═══ Material shown ═══

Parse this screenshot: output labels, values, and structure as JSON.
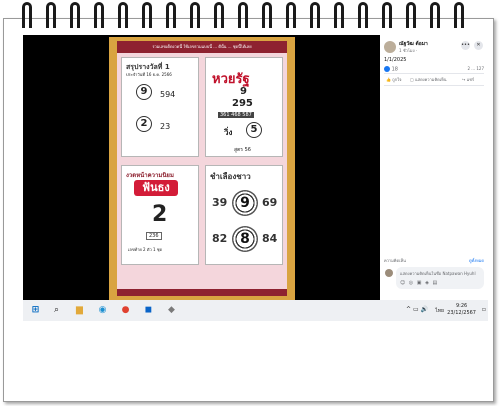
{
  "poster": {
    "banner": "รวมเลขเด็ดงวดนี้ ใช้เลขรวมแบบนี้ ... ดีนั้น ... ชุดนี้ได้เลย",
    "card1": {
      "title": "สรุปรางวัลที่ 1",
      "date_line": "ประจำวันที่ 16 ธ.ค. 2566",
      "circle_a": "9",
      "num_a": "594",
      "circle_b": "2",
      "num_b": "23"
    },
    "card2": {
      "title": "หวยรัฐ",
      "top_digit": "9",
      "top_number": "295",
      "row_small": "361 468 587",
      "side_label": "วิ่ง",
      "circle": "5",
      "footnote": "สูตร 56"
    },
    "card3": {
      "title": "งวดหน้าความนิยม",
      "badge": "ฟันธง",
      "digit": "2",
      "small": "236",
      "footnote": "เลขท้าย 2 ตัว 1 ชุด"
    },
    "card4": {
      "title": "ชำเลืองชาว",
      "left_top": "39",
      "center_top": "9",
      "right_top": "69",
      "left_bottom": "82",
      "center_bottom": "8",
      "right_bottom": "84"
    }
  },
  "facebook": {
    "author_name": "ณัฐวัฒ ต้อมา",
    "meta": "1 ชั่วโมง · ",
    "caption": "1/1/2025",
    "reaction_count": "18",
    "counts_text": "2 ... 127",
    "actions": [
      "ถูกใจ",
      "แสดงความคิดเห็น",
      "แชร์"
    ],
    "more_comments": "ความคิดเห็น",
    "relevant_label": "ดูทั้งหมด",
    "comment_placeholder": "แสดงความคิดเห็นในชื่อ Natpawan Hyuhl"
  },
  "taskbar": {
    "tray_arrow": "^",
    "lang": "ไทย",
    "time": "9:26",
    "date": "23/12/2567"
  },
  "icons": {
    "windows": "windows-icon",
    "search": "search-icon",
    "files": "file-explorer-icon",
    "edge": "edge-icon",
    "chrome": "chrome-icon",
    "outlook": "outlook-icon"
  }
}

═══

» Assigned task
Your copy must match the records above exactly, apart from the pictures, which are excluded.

» Answer to this problem
Parse this screenshot: output labels, values, and structure as JSON.
{
  "poster": {
    "banner": "รวมเลขเด็ดงวดนี้ ใช้เลขรวมแบบนี้ ... ดีนั้น ... ชุดนี้ได้เลย",
    "card1": {
      "title": "สรุปรางวัลที่ 1",
      "date_line": "ประจำวันที่ 16 ธ.ค. 2566",
      "circle_a": "9",
      "num_a": "594",
      "circle_b": "2",
      "num_b": "23"
    },
    "card2": {
      "title": "หวยรัฐ",
      "top_digit": "9",
      "top_number": "295",
      "row_small": "361 468 587",
      "side_label": "วิ่ง",
      "circle": "5",
      "footnote": "สูตร 56"
    },
    "card3": {
      "title": "งวดหน้าความนิยม",
      "badge": "ฟันธง",
      "digit": "2",
      "small": "236",
      "footnote": "เลขท้าย 2 ตัว 1 ชุด"
    },
    "card4": {
      "title": "ชำเลืองชาว",
      "left_top": "39",
      "center_top": "9",
      "right_top": "69",
      "left_bottom": "82",
      "center_bottom": "8",
      "right_bottom": "84"
    }
  },
  "facebook": {
    "author_name": "ณัฐวัฒ ต้อมา",
    "meta": "1 ชั่วโมง · ",
    "caption": "1/1/2025",
    "reaction_count": "18",
    "counts_text": "2 ... 127",
    "actions": [
      "ถูกใจ",
      "แสดงความคิดเห็น",
      "แชร์"
    ],
    "more_comments": "ความคิดเห็น",
    "relevant_label": "ดูทั้งหมด",
    "comment_placeholder": "แสดงความคิดเห็นในชื่อ Natpawan Hyuhl"
  },
  "taskbar": {
    "tray_arrow": "^",
    "lang": "ไทย",
    "time": "9:26",
    "date": "23/12/2567"
  },
  "icons": {
    "windows": "windows-icon",
    "search": "search-icon",
    "files": "file-explorer-icon",
    "edge": "edge-icon",
    "chrome": "chrome-icon",
    "outlook": "outlook-icon"
  }
}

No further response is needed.